We were a week into our Shishipangma expedition, in the less than predictable post-monsoon season. Yet the weather was perfect.
We were up pre-dawn and climbing higher every day. In 10 days we had Camp 1 and 2 ready, with plans to skip 3. Weather reports were good. Gear was packed, food in place, no oxygen to worry about. Everything was going perfectly which is always scary on a Himalayan peak.
It was Shishipangma after all, the lowest of the 8,000rs, where extra air really is just more than you should really need. I talked to my Sirdar – “when shall we go?”
“Can I just use the Sat. phone?” he asked. A long phone call ensued.
“Ok, we wait another day,” he says. I reset the plan, the weather is cloudy now, but ok.
Next day, another meeting with my Sirdar, “Here is what I think, everything is ready in the Camps, when shall we go?” I ask impatiently. The clouds are swirling above us now.
“Can I just use the Sat. phone?” he requests. Another long conversation.
Day three, same thing, “Heh lets go,” I say.
My Sirdar gets on the phone, it is 11 a.m.
“Ok” he says, “We go now.” We have a big lunch, we pack up, we head up to Camp 1.
The next day we climb on to Camp 2. The weather is perfect. We sleep fast, get up at 2 a.m., and are at Camp 3 on the ridge at sunrise. The ridge is a perfect rolling line above us, the plains of Tibet spread out in that distinctive purple-pink haze below.

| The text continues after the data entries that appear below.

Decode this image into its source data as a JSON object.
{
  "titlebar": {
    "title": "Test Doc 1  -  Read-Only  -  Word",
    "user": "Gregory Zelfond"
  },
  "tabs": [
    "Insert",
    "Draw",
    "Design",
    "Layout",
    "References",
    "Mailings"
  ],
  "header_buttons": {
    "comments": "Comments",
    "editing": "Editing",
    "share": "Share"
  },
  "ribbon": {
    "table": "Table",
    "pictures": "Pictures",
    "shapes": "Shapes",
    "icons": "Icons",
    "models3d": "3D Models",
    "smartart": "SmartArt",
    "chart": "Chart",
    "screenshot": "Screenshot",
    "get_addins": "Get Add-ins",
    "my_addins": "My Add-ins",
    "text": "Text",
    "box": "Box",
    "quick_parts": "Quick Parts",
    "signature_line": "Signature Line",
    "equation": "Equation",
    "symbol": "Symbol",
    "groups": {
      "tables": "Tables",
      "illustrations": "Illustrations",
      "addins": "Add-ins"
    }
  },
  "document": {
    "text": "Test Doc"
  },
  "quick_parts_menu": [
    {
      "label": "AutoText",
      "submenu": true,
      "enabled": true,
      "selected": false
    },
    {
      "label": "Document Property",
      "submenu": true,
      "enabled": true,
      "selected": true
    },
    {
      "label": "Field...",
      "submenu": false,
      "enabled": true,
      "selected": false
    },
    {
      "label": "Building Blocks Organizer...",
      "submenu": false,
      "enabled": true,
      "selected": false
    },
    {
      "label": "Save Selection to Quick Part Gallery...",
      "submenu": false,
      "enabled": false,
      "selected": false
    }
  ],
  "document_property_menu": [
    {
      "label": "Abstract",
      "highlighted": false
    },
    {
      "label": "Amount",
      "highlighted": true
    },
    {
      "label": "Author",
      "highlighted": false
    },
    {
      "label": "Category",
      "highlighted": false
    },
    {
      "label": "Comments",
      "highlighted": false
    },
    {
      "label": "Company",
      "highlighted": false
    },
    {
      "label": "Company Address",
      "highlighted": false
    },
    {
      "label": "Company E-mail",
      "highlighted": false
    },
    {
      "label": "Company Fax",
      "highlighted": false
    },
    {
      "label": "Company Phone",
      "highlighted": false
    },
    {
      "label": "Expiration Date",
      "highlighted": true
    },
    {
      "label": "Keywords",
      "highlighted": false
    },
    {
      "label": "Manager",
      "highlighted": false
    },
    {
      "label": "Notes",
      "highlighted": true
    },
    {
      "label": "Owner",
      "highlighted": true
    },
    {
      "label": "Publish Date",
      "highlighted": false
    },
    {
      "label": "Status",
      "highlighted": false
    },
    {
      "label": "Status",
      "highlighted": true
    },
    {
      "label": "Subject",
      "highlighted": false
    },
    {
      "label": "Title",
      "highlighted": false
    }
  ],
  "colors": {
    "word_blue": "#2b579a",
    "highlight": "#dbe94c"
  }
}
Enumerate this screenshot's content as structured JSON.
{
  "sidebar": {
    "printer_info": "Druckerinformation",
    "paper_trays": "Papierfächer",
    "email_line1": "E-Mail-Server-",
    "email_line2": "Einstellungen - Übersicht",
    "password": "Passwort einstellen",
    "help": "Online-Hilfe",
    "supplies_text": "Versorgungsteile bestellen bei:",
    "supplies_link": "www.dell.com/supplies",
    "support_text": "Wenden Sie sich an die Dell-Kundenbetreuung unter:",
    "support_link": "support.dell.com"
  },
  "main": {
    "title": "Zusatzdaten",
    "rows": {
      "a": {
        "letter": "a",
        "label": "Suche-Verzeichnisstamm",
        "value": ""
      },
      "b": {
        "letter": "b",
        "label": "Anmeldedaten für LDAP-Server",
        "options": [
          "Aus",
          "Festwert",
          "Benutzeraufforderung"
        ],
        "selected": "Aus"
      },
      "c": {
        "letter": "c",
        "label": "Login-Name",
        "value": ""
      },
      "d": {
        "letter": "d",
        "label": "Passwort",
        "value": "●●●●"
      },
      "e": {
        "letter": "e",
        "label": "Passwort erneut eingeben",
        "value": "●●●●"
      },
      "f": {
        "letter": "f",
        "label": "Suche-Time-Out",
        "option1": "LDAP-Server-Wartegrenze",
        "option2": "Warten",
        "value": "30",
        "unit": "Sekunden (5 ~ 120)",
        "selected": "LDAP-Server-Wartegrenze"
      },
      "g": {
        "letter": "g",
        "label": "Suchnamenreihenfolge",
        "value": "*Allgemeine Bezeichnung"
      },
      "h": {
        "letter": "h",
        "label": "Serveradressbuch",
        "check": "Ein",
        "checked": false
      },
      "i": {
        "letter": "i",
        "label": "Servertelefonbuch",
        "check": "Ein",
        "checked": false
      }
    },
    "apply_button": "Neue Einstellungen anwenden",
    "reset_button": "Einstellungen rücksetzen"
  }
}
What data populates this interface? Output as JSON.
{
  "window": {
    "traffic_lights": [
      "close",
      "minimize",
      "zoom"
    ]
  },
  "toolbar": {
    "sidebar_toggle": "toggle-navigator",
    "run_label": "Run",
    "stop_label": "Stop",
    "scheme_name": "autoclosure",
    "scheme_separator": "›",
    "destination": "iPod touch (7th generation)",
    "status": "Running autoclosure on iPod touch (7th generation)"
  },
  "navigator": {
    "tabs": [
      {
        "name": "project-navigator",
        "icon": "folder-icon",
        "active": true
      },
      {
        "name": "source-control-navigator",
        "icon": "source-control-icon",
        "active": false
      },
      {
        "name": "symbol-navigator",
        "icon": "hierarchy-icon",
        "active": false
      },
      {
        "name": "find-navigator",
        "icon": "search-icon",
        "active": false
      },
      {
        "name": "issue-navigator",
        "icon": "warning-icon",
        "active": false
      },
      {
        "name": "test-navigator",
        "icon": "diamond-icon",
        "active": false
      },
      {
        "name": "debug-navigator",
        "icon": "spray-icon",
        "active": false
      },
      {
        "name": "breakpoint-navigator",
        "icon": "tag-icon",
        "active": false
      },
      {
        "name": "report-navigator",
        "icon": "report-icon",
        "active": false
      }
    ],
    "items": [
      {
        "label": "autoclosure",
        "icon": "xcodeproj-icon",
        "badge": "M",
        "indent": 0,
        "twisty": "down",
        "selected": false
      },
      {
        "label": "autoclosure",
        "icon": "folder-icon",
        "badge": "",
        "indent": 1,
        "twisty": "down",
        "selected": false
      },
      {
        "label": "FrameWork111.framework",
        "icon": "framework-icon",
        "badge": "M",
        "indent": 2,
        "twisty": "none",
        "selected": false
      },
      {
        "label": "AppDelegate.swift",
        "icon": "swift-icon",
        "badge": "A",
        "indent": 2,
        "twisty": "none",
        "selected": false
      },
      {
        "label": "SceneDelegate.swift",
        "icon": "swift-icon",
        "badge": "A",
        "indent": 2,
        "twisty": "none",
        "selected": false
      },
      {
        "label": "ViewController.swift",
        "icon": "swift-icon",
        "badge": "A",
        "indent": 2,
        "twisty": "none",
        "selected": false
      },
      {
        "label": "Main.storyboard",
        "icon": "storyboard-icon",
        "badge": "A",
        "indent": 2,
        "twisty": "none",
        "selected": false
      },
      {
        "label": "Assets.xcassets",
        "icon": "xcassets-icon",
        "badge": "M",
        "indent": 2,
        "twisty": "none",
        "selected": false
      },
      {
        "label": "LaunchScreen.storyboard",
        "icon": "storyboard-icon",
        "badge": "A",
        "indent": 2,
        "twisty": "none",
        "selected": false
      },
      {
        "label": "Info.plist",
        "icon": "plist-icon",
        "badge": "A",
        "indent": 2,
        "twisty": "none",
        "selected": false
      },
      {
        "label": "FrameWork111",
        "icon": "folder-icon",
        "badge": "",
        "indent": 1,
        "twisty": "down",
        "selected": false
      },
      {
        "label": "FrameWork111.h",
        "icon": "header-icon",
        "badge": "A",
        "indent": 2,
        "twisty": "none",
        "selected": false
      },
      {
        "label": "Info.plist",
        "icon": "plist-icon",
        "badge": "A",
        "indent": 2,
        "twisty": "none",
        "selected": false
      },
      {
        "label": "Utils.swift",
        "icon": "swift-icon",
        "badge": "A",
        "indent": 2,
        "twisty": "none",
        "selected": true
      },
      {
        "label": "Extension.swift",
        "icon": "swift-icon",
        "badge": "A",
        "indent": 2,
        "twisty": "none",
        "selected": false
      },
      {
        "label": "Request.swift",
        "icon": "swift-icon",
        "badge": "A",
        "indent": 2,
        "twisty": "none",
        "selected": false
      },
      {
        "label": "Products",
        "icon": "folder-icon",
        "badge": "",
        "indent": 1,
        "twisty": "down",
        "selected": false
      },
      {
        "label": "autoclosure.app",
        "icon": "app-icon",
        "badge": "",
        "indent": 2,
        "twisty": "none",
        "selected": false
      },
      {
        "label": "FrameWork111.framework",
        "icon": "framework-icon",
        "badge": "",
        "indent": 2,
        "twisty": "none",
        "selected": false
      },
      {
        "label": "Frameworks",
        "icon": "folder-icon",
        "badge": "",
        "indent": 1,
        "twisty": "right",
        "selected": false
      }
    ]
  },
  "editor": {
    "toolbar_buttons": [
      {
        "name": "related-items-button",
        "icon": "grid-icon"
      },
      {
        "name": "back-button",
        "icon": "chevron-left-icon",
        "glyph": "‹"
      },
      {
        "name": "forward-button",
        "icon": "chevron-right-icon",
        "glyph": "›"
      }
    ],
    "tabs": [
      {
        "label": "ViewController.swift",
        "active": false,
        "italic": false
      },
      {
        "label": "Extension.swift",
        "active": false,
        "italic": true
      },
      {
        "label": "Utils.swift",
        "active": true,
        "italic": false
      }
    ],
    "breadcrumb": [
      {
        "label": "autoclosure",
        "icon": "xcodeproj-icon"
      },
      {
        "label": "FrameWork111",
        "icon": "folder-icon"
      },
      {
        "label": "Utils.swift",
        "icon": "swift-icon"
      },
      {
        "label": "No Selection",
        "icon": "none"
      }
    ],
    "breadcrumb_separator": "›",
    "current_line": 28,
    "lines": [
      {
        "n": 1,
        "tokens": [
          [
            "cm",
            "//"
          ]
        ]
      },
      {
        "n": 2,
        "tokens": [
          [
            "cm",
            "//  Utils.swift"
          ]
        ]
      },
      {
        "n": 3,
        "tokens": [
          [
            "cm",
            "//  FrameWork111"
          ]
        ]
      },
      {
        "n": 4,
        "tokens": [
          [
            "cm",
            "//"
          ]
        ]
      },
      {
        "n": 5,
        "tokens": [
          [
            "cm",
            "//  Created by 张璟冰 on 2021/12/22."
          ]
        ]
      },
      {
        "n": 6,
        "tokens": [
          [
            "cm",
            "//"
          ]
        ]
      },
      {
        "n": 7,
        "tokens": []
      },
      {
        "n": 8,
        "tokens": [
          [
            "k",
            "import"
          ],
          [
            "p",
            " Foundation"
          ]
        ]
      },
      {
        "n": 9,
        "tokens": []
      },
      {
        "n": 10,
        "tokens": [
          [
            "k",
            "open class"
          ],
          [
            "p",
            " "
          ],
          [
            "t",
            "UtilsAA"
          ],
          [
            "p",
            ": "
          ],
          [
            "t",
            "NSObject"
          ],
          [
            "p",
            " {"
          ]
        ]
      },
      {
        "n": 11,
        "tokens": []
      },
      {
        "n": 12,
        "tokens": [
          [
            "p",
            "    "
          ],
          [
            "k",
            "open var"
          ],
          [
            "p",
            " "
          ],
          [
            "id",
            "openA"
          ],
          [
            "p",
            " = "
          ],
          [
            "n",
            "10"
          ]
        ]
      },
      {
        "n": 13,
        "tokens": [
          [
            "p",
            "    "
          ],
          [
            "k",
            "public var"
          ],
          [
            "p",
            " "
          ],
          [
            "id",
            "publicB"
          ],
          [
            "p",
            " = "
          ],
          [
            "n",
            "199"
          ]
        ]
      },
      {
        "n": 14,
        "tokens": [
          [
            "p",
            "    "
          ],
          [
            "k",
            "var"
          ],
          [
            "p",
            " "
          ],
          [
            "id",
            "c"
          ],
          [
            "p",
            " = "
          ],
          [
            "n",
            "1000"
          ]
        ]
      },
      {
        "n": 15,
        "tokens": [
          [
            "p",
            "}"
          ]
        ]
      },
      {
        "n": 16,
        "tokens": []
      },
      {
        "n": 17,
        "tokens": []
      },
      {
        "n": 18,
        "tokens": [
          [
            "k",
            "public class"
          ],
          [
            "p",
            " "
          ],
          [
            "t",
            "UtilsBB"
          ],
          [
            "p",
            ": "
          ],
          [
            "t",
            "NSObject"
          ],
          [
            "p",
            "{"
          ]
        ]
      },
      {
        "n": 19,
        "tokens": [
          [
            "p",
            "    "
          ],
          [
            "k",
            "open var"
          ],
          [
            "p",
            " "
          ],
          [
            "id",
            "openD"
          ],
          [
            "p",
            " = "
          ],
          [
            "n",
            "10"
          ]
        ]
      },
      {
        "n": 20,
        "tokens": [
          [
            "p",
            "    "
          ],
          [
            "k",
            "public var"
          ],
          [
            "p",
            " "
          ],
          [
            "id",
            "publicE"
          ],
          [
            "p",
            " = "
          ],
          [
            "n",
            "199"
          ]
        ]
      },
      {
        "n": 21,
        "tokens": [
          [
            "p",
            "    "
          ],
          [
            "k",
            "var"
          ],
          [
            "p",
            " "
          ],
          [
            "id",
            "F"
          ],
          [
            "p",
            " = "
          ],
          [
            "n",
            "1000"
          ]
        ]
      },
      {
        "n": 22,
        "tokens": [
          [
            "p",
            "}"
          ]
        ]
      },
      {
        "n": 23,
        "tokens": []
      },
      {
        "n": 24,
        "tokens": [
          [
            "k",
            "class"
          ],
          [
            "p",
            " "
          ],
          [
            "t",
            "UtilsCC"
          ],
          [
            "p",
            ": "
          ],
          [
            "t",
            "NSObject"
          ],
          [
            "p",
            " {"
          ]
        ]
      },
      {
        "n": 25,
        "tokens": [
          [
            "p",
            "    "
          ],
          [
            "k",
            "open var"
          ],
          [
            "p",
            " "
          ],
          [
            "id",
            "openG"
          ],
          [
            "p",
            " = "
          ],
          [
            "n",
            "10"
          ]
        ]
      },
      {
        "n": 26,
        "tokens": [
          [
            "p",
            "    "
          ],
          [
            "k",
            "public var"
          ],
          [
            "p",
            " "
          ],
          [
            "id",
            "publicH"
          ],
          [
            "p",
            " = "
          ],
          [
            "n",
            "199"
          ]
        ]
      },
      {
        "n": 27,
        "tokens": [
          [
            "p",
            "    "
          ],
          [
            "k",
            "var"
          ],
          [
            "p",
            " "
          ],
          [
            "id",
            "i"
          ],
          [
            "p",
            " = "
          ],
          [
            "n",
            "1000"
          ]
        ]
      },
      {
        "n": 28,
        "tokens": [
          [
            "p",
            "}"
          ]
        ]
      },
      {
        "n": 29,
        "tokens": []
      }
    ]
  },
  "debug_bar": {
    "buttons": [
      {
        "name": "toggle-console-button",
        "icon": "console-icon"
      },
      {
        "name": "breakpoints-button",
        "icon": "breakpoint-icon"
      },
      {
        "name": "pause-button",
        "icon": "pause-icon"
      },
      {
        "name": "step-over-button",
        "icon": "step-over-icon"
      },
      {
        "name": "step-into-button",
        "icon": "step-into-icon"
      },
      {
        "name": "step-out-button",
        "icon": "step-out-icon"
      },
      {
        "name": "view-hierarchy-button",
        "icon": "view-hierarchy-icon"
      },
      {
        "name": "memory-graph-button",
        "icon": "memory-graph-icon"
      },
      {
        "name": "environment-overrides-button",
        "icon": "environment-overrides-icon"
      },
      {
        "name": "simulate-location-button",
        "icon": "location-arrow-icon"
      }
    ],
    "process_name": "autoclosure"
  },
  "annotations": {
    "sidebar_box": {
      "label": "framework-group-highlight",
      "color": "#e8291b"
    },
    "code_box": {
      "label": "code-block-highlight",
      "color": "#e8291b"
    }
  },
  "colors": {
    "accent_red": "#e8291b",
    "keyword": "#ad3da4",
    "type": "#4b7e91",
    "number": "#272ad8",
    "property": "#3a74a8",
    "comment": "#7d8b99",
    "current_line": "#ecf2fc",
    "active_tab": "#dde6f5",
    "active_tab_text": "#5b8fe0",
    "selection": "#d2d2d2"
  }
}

The snow deepens, we have a small team of 4, and only a few Sherpa’s. We are all taking turns breaking trail up the spectacular ridge. There are no ropes, no-one in front of us, no trail. We are hugging the ridge, hiding from the avalanche prone slopes below. It’s long and hard, but by 4:30 p.m. we summit.
Yes, a bit late, but skies are clear and wind is low. We have headlamps, what is there to worry about? We follow our tracks down in as much of a rush as 1,000 meter descent will allow. We are back in Camp 2 by 11 p.m.
We wander back to Base Camp the next day, I’m walking with the Sirdar.
“All ok at home?” “Oh yes, he says. I thought all his earlier phone calls were something family related in Kathmandu. I was curious.
“Do you want to use the Sat phone when we get back?”
“Oh yes,” he says, “I must call the Lama.”
“Yes,” my Sirdar says, “he picked the Lucky Day.”
So much for modern technology, digitized weather reports, high camp logistics and team acclimatisation.
Just climb 8,000 meter peaks on a Lama certified “Lucky Day.”
As told to Peter Hillary’s National Geographic group on their return from Tibet, Kathmandu, October, 2018.
From an Expedition with Jagged Globe.